More than 3,000 people across Germany were infected with an unusual strain of Shiga-toxin-producing E. coli in May and June this year. The outbreak caught the public and health officials by surprise and resulted in over 40 deaths. Cases of infection were also reported in travellers returning from Germany to other countries, including the UK.

Professor Mark Pallen and Dr Nick Loman, in the School of Biosciences at the University of Birmingham, in collaboration with groups from Germany and China, facilitated and participated in an ‘open source genomics’ analysis that combined a liberal approach to data release and crowdsourced analyses, drawing on social networking services.

Researchers at the BGI-Shenzhen Institute, China, sequenced the genome from an E. coli isolate from a northern German family within three days, using a new bench-top sequencing technology, the Ion Torrent Personal Genome Machine. The sequence data was immediately released into the public domain under a Creative Commons License, which set in motion a burst of crowdsourced analyses carried out by bioinformaticians on four continents, rapidly providing information on the strain’s virulence and resistance genes.

Professor Mark Pallen explains:

“This exciting project illustrates how improvements in sequencing technologies twinned with the adoption of social networking tools and a more open attitude among scientists are augmenting and even challenging traditional approaches to public health microbiology and academic scholarship.

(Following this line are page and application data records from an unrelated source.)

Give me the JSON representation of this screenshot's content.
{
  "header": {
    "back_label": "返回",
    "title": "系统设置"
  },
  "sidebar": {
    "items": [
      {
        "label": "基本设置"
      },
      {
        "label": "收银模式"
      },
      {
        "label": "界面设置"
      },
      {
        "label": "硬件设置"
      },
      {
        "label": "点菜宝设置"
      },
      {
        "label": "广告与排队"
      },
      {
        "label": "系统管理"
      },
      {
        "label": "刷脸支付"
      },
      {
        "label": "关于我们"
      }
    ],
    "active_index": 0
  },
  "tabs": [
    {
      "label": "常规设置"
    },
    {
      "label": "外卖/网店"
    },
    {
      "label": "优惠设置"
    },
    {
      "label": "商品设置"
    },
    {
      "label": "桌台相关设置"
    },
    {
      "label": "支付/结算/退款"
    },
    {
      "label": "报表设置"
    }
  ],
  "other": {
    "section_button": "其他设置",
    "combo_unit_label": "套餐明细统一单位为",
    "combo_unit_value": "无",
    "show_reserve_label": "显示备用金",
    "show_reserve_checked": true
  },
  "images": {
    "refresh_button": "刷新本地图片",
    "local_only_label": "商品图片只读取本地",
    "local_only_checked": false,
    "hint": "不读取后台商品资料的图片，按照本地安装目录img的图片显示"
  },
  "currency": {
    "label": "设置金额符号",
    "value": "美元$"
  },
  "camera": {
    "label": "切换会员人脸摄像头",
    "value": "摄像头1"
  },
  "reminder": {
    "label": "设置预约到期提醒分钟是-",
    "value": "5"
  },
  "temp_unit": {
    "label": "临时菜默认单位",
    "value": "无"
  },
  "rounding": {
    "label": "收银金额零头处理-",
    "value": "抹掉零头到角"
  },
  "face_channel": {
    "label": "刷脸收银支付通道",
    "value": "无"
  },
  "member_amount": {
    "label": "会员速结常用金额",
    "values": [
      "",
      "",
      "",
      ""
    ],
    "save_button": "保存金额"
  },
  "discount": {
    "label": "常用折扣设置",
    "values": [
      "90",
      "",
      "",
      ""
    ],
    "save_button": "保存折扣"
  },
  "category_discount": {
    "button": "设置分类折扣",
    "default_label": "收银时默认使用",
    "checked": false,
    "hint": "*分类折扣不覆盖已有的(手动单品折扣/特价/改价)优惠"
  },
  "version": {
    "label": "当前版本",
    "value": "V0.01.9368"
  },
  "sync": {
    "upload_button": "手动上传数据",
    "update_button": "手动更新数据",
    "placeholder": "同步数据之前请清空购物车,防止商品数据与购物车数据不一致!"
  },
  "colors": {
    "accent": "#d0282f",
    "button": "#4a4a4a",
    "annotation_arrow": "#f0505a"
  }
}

“This research drew on the curiosity-driven efforts of researchers from around the world, communicating via Twitter, blogs and a wiki. This community effort led to the rapid design of new strain-specific diagnostic reagents and revealed that this was not an entirely new strain – close relatives had been isolated in Germany, Korea and Africa over more than a decade.”

Dr Nick Loman, a bioinfromatician working in Pallen’s group in the School of Biosciences at the University of Birmingham, adds:

“I was able to assemble the BGI data into a usable draft genome within just a few hours of its release and released my results back into the public domain. It was thrilling to see the deluge of analyses that quickly followed.”

Within 24 hours of the release of Loman’s genome assembly, the sequence had been annotated and detailed comparisons with other E. coli genomes soon revealed that the outbreak strain had emerged from a previously recognised variety of the bacterium (enteroaggregative E. coli), by acquiring genes for toxin production and antibiotic resistance.

The success of the ‘open-source genomics’ approach offers hope for future public health emergencies, where rapid data sharing and community efforts could leader to quicker recognition and characterisation of novel pathogens, potentially shortening outbreaks and saving lives.

For more information, please contact Amy Cory, University of Birmingham Press Office via 0121 414 6029, 07789 921165 or 

• Professor Pallen and Dr Loman are available for interview. Please contact the Press Office for details.